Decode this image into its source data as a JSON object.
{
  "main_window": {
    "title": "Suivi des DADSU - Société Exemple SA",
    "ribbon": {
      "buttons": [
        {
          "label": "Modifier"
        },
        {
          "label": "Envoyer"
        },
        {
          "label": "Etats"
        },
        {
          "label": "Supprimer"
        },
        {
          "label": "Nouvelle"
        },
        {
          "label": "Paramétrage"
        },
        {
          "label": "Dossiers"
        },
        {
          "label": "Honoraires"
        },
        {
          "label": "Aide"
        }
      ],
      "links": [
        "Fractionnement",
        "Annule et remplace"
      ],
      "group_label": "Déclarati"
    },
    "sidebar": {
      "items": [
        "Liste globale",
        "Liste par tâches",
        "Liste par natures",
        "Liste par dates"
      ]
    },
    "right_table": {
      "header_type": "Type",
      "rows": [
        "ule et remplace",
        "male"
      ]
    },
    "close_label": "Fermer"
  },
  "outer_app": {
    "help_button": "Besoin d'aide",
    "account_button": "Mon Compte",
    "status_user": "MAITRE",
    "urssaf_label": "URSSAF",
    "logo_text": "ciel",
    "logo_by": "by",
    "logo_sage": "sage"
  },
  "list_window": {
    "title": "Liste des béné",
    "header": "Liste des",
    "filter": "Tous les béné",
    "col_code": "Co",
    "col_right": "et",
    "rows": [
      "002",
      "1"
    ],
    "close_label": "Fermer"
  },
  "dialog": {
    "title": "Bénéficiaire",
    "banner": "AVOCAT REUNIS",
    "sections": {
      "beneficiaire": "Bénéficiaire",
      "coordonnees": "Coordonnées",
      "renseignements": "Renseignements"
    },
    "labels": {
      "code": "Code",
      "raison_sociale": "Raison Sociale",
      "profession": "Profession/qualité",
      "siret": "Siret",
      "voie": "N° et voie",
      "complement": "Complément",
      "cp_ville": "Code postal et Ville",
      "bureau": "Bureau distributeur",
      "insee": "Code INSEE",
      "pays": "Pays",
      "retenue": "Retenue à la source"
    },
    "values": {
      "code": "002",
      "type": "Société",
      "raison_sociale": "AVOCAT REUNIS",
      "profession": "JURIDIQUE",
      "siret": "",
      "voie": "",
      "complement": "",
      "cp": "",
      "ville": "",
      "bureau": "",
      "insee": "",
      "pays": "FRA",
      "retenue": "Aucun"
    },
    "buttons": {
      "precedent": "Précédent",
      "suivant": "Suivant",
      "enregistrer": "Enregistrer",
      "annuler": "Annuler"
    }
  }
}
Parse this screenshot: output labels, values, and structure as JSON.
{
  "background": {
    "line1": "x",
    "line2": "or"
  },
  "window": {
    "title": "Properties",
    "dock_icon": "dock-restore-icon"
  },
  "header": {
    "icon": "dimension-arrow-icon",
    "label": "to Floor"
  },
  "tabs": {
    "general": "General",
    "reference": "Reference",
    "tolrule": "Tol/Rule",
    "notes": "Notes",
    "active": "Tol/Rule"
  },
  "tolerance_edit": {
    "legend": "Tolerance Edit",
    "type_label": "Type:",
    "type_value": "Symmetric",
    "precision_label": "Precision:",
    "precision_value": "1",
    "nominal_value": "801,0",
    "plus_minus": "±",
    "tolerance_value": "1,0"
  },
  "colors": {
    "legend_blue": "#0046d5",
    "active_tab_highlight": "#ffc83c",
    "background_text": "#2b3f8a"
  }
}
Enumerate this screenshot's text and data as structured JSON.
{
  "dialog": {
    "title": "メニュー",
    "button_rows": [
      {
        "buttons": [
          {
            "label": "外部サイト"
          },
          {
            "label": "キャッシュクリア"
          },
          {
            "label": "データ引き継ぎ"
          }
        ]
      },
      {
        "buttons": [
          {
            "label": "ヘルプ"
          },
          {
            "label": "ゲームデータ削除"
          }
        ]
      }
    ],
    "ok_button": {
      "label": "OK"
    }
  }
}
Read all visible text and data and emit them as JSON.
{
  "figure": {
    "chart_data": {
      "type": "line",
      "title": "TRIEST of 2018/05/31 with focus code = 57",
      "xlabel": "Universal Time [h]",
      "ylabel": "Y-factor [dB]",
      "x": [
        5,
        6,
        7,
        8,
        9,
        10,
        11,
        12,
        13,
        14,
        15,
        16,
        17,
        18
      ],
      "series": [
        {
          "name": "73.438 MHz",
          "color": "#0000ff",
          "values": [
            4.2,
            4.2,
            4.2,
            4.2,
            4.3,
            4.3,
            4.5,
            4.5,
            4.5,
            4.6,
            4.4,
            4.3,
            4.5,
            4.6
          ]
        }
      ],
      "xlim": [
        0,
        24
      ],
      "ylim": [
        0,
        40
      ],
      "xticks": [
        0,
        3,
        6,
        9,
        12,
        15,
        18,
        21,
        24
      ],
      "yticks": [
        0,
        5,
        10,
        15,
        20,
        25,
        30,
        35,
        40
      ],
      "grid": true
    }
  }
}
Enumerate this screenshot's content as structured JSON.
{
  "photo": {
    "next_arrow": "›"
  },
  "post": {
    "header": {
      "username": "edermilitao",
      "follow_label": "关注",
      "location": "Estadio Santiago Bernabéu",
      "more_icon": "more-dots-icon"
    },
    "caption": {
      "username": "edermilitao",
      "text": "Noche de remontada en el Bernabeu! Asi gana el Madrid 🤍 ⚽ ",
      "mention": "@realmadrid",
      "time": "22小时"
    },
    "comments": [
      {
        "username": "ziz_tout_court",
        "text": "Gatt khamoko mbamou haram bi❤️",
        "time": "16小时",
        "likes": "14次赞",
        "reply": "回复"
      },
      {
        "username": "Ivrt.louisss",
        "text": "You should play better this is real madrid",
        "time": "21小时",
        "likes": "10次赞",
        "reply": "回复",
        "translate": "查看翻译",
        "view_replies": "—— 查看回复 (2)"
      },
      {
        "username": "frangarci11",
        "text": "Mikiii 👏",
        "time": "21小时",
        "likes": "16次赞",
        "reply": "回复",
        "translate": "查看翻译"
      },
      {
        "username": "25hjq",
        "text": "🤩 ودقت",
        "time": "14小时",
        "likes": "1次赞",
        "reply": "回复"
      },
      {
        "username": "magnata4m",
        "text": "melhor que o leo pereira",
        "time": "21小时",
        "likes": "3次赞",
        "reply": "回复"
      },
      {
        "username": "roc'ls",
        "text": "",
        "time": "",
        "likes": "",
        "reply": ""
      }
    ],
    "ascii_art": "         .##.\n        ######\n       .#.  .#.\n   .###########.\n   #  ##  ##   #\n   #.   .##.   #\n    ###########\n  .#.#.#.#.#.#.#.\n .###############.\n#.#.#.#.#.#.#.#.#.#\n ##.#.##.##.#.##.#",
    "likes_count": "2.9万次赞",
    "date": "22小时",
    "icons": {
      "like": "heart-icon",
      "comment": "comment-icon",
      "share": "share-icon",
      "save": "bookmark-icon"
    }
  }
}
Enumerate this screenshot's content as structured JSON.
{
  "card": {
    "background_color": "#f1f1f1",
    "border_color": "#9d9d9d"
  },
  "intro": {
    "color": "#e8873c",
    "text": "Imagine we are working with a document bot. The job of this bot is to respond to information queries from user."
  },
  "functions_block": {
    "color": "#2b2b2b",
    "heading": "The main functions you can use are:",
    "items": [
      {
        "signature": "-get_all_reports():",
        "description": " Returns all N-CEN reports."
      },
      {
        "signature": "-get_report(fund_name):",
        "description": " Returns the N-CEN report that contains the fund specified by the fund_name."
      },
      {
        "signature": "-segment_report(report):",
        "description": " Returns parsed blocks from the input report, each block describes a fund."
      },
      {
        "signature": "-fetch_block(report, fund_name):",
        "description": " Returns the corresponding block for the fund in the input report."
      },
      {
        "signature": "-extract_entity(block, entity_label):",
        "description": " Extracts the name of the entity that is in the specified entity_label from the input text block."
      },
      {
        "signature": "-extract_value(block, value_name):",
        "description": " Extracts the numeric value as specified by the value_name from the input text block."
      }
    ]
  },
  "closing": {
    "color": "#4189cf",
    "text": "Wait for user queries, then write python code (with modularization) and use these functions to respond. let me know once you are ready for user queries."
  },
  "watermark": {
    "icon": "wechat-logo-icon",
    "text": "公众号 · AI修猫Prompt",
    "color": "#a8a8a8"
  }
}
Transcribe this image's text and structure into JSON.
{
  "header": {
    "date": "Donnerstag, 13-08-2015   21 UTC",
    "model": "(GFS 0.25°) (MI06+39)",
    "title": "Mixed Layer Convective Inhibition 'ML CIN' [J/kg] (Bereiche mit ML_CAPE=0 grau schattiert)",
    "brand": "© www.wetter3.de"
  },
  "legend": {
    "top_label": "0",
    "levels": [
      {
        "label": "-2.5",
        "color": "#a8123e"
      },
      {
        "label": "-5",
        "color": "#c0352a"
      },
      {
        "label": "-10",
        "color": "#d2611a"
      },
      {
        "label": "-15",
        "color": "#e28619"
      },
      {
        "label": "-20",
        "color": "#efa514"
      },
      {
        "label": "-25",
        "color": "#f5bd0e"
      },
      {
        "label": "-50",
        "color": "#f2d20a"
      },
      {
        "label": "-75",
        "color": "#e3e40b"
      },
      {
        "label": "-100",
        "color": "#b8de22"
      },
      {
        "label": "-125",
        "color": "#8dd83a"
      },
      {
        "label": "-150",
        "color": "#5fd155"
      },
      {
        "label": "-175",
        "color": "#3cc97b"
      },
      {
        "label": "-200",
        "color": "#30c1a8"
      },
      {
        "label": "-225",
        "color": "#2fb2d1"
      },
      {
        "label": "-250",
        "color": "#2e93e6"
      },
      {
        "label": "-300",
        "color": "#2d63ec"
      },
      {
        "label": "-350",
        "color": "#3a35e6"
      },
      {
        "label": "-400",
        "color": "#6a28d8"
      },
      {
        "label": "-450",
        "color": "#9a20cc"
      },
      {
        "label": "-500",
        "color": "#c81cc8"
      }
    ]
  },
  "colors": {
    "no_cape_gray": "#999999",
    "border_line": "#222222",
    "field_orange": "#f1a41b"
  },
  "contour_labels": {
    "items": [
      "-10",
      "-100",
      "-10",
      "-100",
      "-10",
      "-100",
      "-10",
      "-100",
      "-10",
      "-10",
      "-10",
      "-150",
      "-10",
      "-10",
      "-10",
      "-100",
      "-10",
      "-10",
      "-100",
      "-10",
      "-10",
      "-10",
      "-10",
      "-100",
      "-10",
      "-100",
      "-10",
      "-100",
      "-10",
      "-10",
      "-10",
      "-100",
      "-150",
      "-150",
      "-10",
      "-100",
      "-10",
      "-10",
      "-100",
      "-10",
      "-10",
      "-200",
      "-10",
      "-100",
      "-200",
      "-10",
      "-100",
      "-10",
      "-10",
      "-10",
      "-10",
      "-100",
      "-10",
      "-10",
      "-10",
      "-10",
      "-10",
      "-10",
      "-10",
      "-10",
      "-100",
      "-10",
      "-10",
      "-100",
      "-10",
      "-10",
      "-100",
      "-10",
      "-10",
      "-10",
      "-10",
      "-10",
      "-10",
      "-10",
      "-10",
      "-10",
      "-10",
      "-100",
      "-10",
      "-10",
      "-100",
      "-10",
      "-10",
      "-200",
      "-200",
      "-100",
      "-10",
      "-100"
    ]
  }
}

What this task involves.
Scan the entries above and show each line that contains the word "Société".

Exercise response.
    "title": "Suivi des DADSU - Société Exemple SA",
      "type": "Société",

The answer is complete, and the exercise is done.